I told the girls to get on their pajamas and meet me in my room while I ran downstairs and out to the garage. The girls didn’t know I was going to the garage which was my first concern as soon as I realized I had locked myself inside of it. I knew it would scare them but I had to pound loudly on the door and scream Evan’s name, hoping she would hear me and come let me in. Minutes passed with me knocking and bellowing like this. Finally, although I hadn’t heard a response, I felt there was a presence on the other side of the door.
“Ev? Are you there? I locked myself in the garage.”
Silence, then Lulu’s voice. “Evan is hiding behind me right now!”
“OK. Well, Evan, could you please unlock the door for me?”

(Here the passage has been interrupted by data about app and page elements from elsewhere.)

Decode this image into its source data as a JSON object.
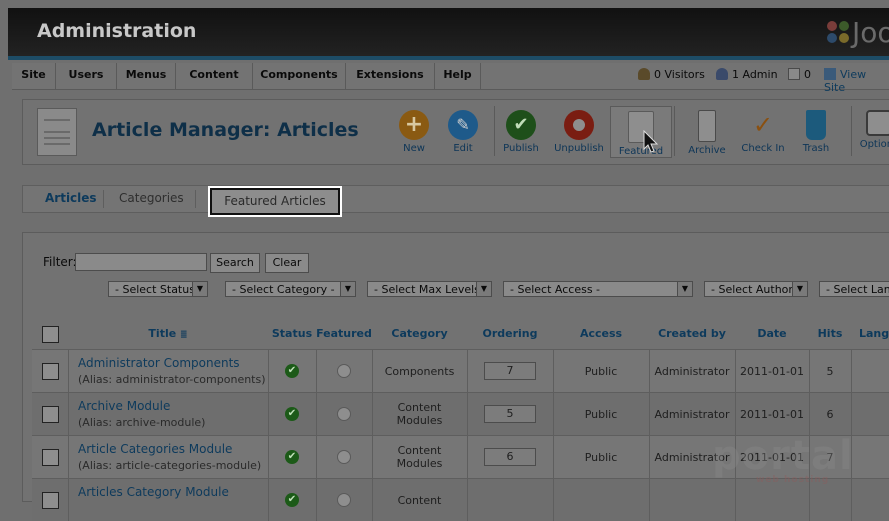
{
  "header": {
    "title": "Administration",
    "logo_text": "Joo"
  },
  "menu": [
    "Site",
    "Users",
    "Menus",
    "Content",
    "Components",
    "Extensions",
    "Help"
  ],
  "status": {
    "visitors": "0 Visitors",
    "admins": "1 Admin",
    "messages": "0",
    "view_site": "View Site"
  },
  "page_title": "Article Manager: Articles",
  "toolbar": {
    "new": "New",
    "edit": "Edit",
    "publish": "Publish",
    "unpublish": "Unpublish",
    "featured": "Featured",
    "archive": "Archive",
    "checkin": "Check In",
    "trash": "Trash",
    "options": "Options"
  },
  "subnav": {
    "articles": "Articles",
    "categories": "Categories",
    "featured": "Featured Articles"
  },
  "filter": {
    "label": "Filter:",
    "search": "Search",
    "clear": "Clear",
    "selects": [
      "- Select Status -",
      "- Select Category -",
      "- Select Max Levels -",
      "- Select Access -",
      "- Select Author -",
      "- Select Language -"
    ]
  },
  "table": {
    "headers": [
      "Title",
      "Status",
      "Featured",
      "Category",
      "Ordering",
      "Access",
      "Created by",
      "Date",
      "Hits",
      "Langu"
    ],
    "rows": [
      {
        "title": "Administrator Components",
        "alias": "(Alias: administrator-components)",
        "category": "Components",
        "ordering": "7",
        "access": "Public",
        "created_by": "Administrator",
        "date": "2011-01-01",
        "hits": "5"
      },
      {
        "title": "Archive Module",
        "alias": "(Alias: archive-module)",
        "category": "Content Modules",
        "ordering": "5",
        "access": "Public",
        "created_by": "Administrator",
        "date": "2011-01-01",
        "hits": "6"
      },
      {
        "title": "Article Categories Module",
        "alias": "(Alias: article-categories-module)",
        "category": "Content Modules",
        "ordering": "6",
        "access": "Public",
        "created_by": "Administrator",
        "date": "2011-01-01",
        "hits": "7"
      },
      {
        "title": "Articles Category Module",
        "alias": "",
        "category": "Content",
        "ordering": "",
        "access": "",
        "created_by": "",
        "date": "",
        "hits": ""
      }
    ]
  },
  "watermark": {
    "main": "portal",
    "sub": "web hosting"
  },
  "colors": {
    "accent": "#0d3a5c",
    "header_bg": "#111111",
    "blue_bar": "#1d4c66"
  }
}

Finally she obliges. As she slowly pries the door open I see her wide-eyed face peering from behind the doors silhouette. She looks terrified and she’s tightly clutching a DVD at shoulder level. Right behind her stands Lulu still wrapped in her towel from bath time. She clings to the edges as if it’s a shield. They are frozen with anticipation to see what is coming through the now unlocked door.
“Oh my gosh mom!” Evan exclaims
. “I thought this DVD was talking to me!” holding up the DVD in her hand.
Apparently she had picked up the DVD at the same time I started yelling to her, and came to the logical conclusion that Abby from Sesame Street was shouting “Evan” and pounding on something inside the DVD.
Although it was a very small victory in the overall scheme of things, I declared the war over for this one night. The girls had found a common enemy, or at least a perceived one, in the shape of a talking DVD. Together they faced that enemy. Armed with bath towels and cowering behind each other. But together.
Lulu and Evan, I hope you can someday find a way to face some other challenges together. Until then, you can find me on my bedroom floor.
(Below picture is not photoshopped. You were actually hugging each other)
I love your girls and they are lucky to have you as a mom! I remember some pretty awful things I did to my younger sister, Leslie, but by the time we were in high school she was my best friend. One thing my mom did that helped with birthdays was to make sure that we all got a present on our siblings’ birthday. It wasn’t equal to what our sibling got, but it made us look forward to each others’ birthdays.
YAY! A blog post that didn’t make me cry. Instead, it made me laugh – and laugh – and laugh! Thanks for the smiles on a LONG week, sis. ❤
Teehee….fighting is part of growing up. I pushed my sister’s two front teeth out with a cupcake and pulled my brother’s arm out of the socket over a bottle of Avon Sweet Honesty perfume (it was in that fuzzy bear decanter). I also remember pushing our twin beds together at night and whispering in the dark. And pretending to get married in the attic wearing our mom’s nightgowns. Good and bad, I guess. But mostly good in the end. Get giant earmuffs and fix a cocktail. xoxo